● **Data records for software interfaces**

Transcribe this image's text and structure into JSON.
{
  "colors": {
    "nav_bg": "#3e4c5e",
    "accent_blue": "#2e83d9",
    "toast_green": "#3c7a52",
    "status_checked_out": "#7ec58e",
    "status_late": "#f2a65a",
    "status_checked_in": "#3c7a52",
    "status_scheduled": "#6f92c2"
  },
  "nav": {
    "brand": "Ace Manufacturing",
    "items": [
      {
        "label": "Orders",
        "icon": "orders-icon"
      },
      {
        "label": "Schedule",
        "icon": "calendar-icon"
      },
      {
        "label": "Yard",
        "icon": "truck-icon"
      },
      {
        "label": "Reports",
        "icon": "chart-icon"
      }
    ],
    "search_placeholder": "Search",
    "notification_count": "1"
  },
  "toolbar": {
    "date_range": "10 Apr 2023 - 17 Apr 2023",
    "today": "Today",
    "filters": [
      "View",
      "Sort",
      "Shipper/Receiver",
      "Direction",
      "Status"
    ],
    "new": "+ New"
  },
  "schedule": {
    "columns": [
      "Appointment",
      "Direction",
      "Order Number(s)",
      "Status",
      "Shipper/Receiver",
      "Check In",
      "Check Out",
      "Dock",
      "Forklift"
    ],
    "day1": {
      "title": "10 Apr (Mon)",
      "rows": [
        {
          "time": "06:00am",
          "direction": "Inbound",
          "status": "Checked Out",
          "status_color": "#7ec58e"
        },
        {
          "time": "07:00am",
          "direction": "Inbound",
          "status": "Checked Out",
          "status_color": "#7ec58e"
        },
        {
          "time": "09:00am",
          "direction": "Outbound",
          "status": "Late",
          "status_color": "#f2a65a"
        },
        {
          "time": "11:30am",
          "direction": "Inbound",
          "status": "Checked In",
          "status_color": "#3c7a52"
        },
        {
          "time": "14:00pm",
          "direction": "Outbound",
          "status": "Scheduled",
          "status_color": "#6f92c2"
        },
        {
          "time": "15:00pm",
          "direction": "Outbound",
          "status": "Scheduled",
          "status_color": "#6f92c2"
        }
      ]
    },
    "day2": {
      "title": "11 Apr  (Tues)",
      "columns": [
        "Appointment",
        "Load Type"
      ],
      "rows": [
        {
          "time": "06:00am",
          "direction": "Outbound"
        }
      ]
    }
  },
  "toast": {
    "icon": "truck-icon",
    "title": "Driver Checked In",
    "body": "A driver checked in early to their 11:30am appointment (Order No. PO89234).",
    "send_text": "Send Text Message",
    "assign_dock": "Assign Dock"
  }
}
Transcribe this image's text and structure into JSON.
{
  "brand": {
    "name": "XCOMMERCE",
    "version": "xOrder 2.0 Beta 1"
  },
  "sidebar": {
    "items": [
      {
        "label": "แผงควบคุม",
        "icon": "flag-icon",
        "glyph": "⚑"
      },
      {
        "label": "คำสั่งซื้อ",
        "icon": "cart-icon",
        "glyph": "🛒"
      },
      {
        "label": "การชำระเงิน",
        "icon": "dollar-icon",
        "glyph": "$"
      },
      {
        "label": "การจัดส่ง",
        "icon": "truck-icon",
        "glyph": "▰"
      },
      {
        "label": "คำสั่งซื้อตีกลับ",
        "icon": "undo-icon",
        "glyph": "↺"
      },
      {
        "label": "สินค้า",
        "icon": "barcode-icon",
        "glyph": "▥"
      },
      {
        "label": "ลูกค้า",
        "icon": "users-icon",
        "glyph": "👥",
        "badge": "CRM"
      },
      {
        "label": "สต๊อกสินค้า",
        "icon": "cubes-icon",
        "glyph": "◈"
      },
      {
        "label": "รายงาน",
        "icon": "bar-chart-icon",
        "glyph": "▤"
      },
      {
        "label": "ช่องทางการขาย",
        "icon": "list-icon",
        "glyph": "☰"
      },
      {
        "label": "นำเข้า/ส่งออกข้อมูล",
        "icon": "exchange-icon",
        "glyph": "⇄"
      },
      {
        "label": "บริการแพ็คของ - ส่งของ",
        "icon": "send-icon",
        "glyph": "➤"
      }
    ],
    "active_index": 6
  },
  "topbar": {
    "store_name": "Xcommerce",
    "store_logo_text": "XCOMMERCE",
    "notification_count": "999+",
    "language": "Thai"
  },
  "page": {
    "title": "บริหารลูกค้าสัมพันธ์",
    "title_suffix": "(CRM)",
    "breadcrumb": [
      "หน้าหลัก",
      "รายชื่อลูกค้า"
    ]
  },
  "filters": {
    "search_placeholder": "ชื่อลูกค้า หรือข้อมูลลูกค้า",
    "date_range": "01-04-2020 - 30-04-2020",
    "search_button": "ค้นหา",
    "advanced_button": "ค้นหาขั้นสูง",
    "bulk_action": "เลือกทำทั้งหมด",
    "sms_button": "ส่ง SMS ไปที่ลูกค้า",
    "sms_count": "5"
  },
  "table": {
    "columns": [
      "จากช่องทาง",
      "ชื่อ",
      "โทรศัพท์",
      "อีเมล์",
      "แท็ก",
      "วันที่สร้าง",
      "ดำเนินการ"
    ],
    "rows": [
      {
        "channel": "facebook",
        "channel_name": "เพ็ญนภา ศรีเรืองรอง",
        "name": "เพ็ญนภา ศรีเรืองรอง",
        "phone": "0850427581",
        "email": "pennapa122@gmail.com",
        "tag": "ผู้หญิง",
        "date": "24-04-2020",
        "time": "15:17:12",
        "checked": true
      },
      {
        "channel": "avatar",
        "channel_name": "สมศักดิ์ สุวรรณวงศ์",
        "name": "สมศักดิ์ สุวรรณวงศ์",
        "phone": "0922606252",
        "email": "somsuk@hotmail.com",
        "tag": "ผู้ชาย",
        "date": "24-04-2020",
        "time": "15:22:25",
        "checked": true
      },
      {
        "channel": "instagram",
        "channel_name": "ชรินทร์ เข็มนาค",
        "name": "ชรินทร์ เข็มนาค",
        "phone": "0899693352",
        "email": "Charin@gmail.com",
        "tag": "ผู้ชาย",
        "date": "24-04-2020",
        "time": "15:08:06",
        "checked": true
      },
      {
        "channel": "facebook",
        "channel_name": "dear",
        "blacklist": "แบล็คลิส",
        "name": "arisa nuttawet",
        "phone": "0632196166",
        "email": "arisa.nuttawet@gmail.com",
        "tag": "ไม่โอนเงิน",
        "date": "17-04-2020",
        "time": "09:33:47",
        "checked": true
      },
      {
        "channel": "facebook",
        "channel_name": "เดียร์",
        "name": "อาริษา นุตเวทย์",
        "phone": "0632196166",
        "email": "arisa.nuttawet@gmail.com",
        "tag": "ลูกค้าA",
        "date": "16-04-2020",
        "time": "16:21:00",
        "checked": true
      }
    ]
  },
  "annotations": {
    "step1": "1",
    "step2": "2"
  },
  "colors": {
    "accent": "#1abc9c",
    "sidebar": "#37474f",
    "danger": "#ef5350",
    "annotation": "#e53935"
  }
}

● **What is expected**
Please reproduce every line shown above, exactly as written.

● **Your solution**
Transcribe this image's text and structure into JSON.
{
  "colors": {
    "nav_bg": "#3e4c5e",
    "accent_blue": "#2e83d9",
    "toast_green": "#3c7a52",
    "status_checked_out": "#7ec58e",
    "status_late": "#f2a65a",
    "status_checked_in": "#3c7a52",
    "status_scheduled": "#6f92c2"
  },
  "nav": {
    "brand": "Ace Manufacturing",
    "items": [
      {
        "label": "Orders",
        "icon": "orders-icon"
      },
      {
        "label": "Schedule",
        "icon": "calendar-icon"
      },
      {
        "label": "Yard",
        "icon": "truck-icon"
      },
      {
        "label": "Reports",
        "icon": "chart-icon"
      }
    ],
    "search_placeholder": "Search",
    "notification_count": "1"
  },
  "toolbar": {
    "date_range": "10 Apr 2023 - 17 Apr 2023",
    "today": "Today",
    "filters": [
      "View",
      "Sort",
      "Shipper/Receiver",
      "Direction",
      "Status"
    ],
    "new": "+ New"
  },
  "schedule": {
    "columns": [
      "Appointment",
      "Direction",
      "Order Number(s)",
      "Status",
      "Shipper/Receiver",
      "Check In",
      "Check Out",
      "Dock",
      "Forklift"
    ],
    "day1": {
      "title": "10 Apr (Mon)",
      "rows": [
        {
          "time": "06:00am",
          "direction": "Inbound",
          "status": "Checked Out",
          "status_color": "#7ec58e"
        },
        {
          "time": "07:00am",
          "direction": "Inbound",
          "status": "Checked Out",
          "status_color": "#7ec58e"
        },
        {
          "time": "09:00am",
          "direction": "Outbound",
          "status": "Late",
          "status_color": "#f2a65a"
        },
        {
          "time": "11:30am",
          "direction": "Inbound",
          "status": "Checked In",
          "status_color": "#3c7a52"
        },
        {
          "time": "14:00pm",
          "direction": "Outbound",
          "status": "Scheduled",
          "status_color": "#6f92c2"
        },
        {
          "time": "15:00pm",
          "direction": "Outbound",
          "status": "Scheduled",
          "status_color": "#6f92c2"
        }
      ]
    },
    "day2": {
      "title": "11 Apr  (Tues)",
      "columns": [
        "Appointment",
        "Load Type"
      ],
      "rows": [
        {
          "time": "06:00am",
          "direction": "Outbound"
        }
      ]
    }
  },
  "toast": {
    "icon": "truck-icon",
    "title": "Driver Checked In",
    "body": "A driver checked in early to their 11:30am appointment (Order No. PO89234).",
    "send_text": "Send Text Message",
    "assign_dock": "Assign Dock"
  }
}
Transcribe this image's text and structure into JSON.
{
  "brand": {
    "name": "XCOMMERCE",
    "version": "xOrder 2.0 Beta 1"
  },
  "sidebar": {
    "items": [
      {
        "label": "แผงควบคุม",
        "icon": "flag-icon",
        "glyph": "⚑"
      },
      {
        "label": "คำสั่งซื้อ",
        "icon": "cart-icon",
        "glyph": "🛒"
      },
      {
        "label": "การชำระเงิน",
        "icon": "dollar-icon",
        "glyph": "$"
      },
      {
        "label": "การจัดส่ง",
        "icon": "truck-icon",
        "glyph": "▰"
      },
      {
        "label": "คำสั่งซื้อตีกลับ",
        "icon": "undo-icon",
        "glyph": "↺"
      },
      {
        "label": "สินค้า",
        "icon": "barcode-icon",
        "glyph": "▥"
      },
      {
        "label": "ลูกค้า",
        "icon": "users-icon",
        "glyph": "👥",
        "badge": "CRM"
      },
      {
        "label": "สต๊อกสินค้า",
        "icon": "cubes-icon",
        "glyph": "◈"
      },
      {
        "label": "รายงาน",
        "icon": "bar-chart-icon",
        "glyph": "▤"
      },
      {
        "label": "ช่องทางการขาย",
        "icon": "list-icon",
        "glyph": "☰"
      },
      {
        "label": "นำเข้า/ส่งออกข้อมูล",
        "icon": "exchange-icon",
        "glyph": "⇄"
      },
      {
        "label": "บริการแพ็คของ - ส่งของ",
        "icon": "send-icon",
        "glyph": "➤"
      }
    ],
    "active_index": 6
  },
  "topbar": {
    "store_name": "Xcommerce",
    "store_logo_text": "XCOMMERCE",
    "notification_count": "999+",
    "language": "Thai"
  },
  "page": {
    "title": "บริหารลูกค้าสัมพันธ์",
    "title_suffix": "(CRM)",
    "breadcrumb": [
      "หน้าหลัก",
      "รายชื่อลูกค้า"
    ]
  },
  "filters": {
    "search_placeholder": "ชื่อลูกค้า หรือข้อมูลลูกค้า",
    "date_range": "01-04-2020 - 30-04-2020",
    "search_button": "ค้นหา",
    "advanced_button": "ค้นหาขั้นสูง",
    "bulk_action": "เลือกทำทั้งหมด",
    "sms_button": "ส่ง SMS ไปที่ลูกค้า",
    "sms_count": "5"
  },
  "table": {
    "columns": [
      "จากช่องทาง",
      "ชื่อ",
      "โทรศัพท์",
      "อีเมล์",
      "แท็ก",
      "วันที่สร้าง",
      "ดำเนินการ"
    ],
    "rows": [
      {
        "channel": "facebook",
        "channel_name": "เพ็ญนภา ศรีเรืองรอง",
        "name": "เพ็ญนภา ศรีเรืองรอง",
        "phone": "0850427581",
        "email": "pennapa122@gmail.com",
        "tag": "ผู้หญิง",
        "date": "24-04-2020",
        "time": "15:17:12",
        "checked": true
      },
      {
        "channel": "avatar",
        "channel_name": "สมศักดิ์ สุวรรณวงศ์",
        "name": "สมศักดิ์ สุวรรณวงศ์",
        "phone": "0922606252",
        "email": "somsuk@hotmail.com",
        "tag": "ผู้ชาย",
        "date": "24-04-2020",
        "time": "15:22:25",
        "checked": true
      },
      {
        "channel": "instagram",
        "channel_name": "ชรินทร์ เข็มนาค",
        "name": "ชรินทร์ เข็มนาค",
        "phone": "0899693352",
        "email": "Charin@gmail.com",
        "tag": "ผู้ชาย",
        "date": "24-04-2020",
        "time": "15:08:06",
        "checked": true
      },
      {
        "channel": "facebook",
        "channel_name": "dear",
        "blacklist": "แบล็คลิส",
        "name": "arisa nuttawet",
        "phone": "0632196166",
        "email": "arisa.nuttawet@gmail.com",
        "tag": "ไม่โอนเงิน",
        "date": "17-04-2020",
        "time": "09:33:47",
        "checked": true
      },
      {
        "channel": "facebook",
        "channel_name": "เดียร์",
        "name": "อาริษา นุตเวทย์",
        "phone": "0632196166",
        "email": "arisa.nuttawet@gmail.com",
        "tag": "ลูกค้าA",
        "date": "16-04-2020",
        "time": "16:21:00",
        "checked": true
      }
    ]
  },
  "annotations": {
    "step1": "1",
    "step2": "2"
  },
  "colors": {
    "accent": "#1abc9c",
    "sidebar": "#37474f",
    "danger": "#ef5350",
    "annotation": "#e53935"
  }
}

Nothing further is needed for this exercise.